Your answer needs to include each line of the records in which the string "JSON" can be found.

──────── Record extracts

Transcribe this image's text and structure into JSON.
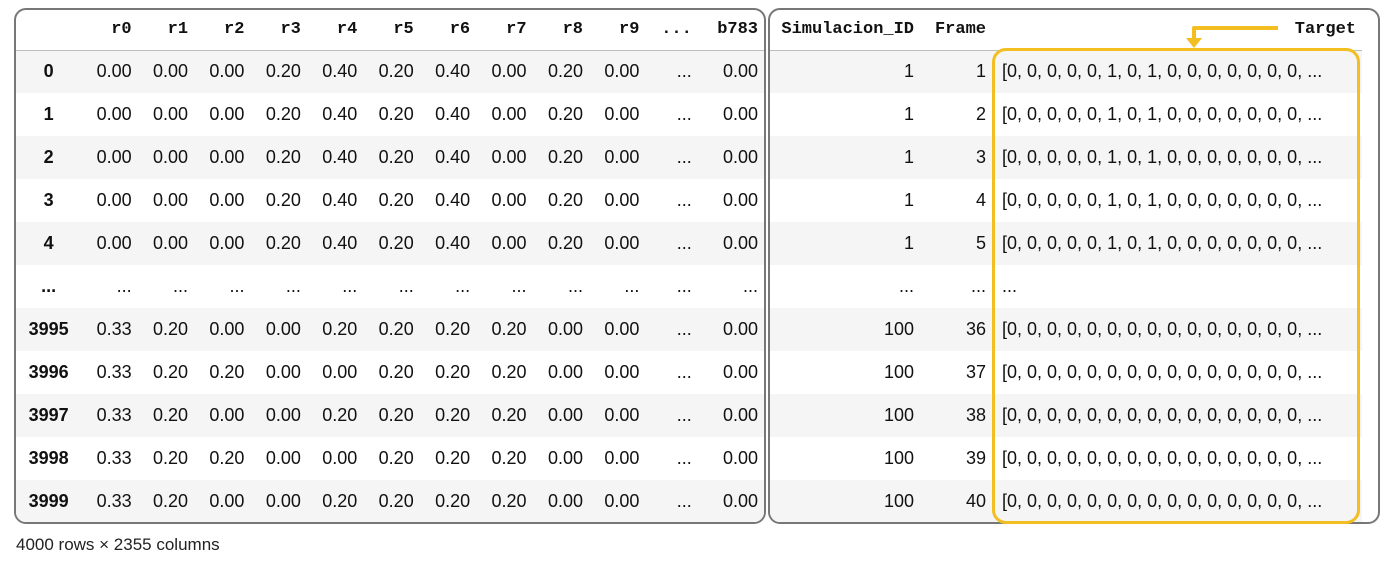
{
  "left_table": {
    "headers": [
      "",
      "r0",
      "r1",
      "r2",
      "r3",
      "r4",
      "r5",
      "r6",
      "r7",
      "r8",
      "r9",
      "...",
      "b783"
    ],
    "rows": [
      [
        "0",
        "0.00",
        "0.00",
        "0.00",
        "0.20",
        "0.40",
        "0.20",
        "0.40",
        "0.00",
        "0.20",
        "0.00",
        "...",
        "0.00"
      ],
      [
        "1",
        "0.00",
        "0.00",
        "0.00",
        "0.20",
        "0.40",
        "0.20",
        "0.40",
        "0.00",
        "0.20",
        "0.00",
        "...",
        "0.00"
      ],
      [
        "2",
        "0.00",
        "0.00",
        "0.00",
        "0.20",
        "0.40",
        "0.20",
        "0.40",
        "0.00",
        "0.20",
        "0.00",
        "...",
        "0.00"
      ],
      [
        "3",
        "0.00",
        "0.00",
        "0.00",
        "0.20",
        "0.40",
        "0.20",
        "0.40",
        "0.00",
        "0.20",
        "0.00",
        "...",
        "0.00"
      ],
      [
        "4",
        "0.00",
        "0.00",
        "0.00",
        "0.20",
        "0.40",
        "0.20",
        "0.40",
        "0.00",
        "0.20",
        "0.00",
        "...",
        "0.00"
      ],
      [
        "...",
        "...",
        "...",
        "...",
        "...",
        "...",
        "...",
        "...",
        "...",
        "...",
        "...",
        "...",
        "..."
      ],
      [
        "3995",
        "0.33",
        "0.20",
        "0.00",
        "0.00",
        "0.20",
        "0.20",
        "0.20",
        "0.20",
        "0.00",
        "0.00",
        "...",
        "0.00"
      ],
      [
        "3996",
        "0.33",
        "0.20",
        "0.20",
        "0.00",
        "0.00",
        "0.20",
        "0.20",
        "0.20",
        "0.00",
        "0.00",
        "...",
        "0.00"
      ],
      [
        "3997",
        "0.33",
        "0.20",
        "0.00",
        "0.00",
        "0.20",
        "0.20",
        "0.20",
        "0.20",
        "0.00",
        "0.00",
        "...",
        "0.00"
      ],
      [
        "3998",
        "0.33",
        "0.20",
        "0.20",
        "0.00",
        "0.00",
        "0.20",
        "0.20",
        "0.20",
        "0.00",
        "0.00",
        "...",
        "0.00"
      ],
      [
        "3999",
        "0.33",
        "0.20",
        "0.00",
        "0.00",
        "0.20",
        "0.20",
        "0.20",
        "0.20",
        "0.00",
        "0.00",
        "...",
        "0.00"
      ]
    ]
  },
  "right_table": {
    "headers": [
      "Simulacion_ID",
      "Frame",
      "Target"
    ],
    "rows": [
      [
        "1",
        "1",
        "[0, 0, 0, 0, 0, 1, 0, 1, 0, 0, 0, 0, 0, 0, 0, ..."
      ],
      [
        "1",
        "2",
        "[0, 0, 0, 0, 0, 1, 0, 1, 0, 0, 0, 0, 0, 0, 0, ..."
      ],
      [
        "1",
        "3",
        "[0, 0, 0, 0, 0, 1, 0, 1, 0, 0, 0, 0, 0, 0, 0, ..."
      ],
      [
        "1",
        "4",
        "[0, 0, 0, 0, 0, 1, 0, 1, 0, 0, 0, 0, 0, 0, 0, ..."
      ],
      [
        "1",
        "5",
        "[0, 0, 0, 0, 0, 1, 0, 1, 0, 0, 0, 0, 0, 0, 0, ..."
      ],
      [
        "...",
        "...",
        "..."
      ],
      [
        "100",
        "36",
        "[0, 0, 0, 0, 0, 0, 0, 0, 0, 0, 0, 0, 0, 0, 0, ..."
      ],
      [
        "100",
        "37",
        "[0, 0, 0, 0, 0, 0, 0, 0, 0, 0, 0, 0, 0, 0, 0, ..."
      ],
      [
        "100",
        "38",
        "[0, 0, 0, 0, 0, 0, 0, 0, 0, 0, 0, 0, 0, 0, 0, ..."
      ],
      [
        "100",
        "39",
        "[0, 0, 0, 0, 0, 0, 0, 0, 0, 0, 0, 0, 0, 0, 0, ..."
      ],
      [
        "100",
        "40",
        "[0, 0, 0, 0, 0, 0, 0, 0, 0, 0, 0, 0, 0, 0, 0, ..."
      ]
    ]
  },
  "footer": "4000 rows × 2355 columns",
  "colors": {
    "highlight": "#f2be22",
    "border": "#777777",
    "stripe": "#f5f5f5"
  },
  "icons": {
    "target_pointer": "arrow-down-icon"
  }
}
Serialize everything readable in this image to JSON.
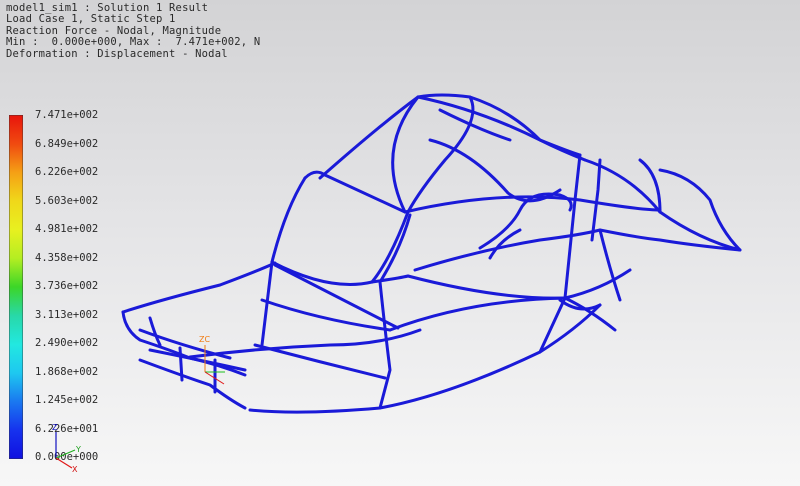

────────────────

> **Answer area**:
Transcribe this image's text and structure into JSON.
Serialize everything readable in this image to JSON.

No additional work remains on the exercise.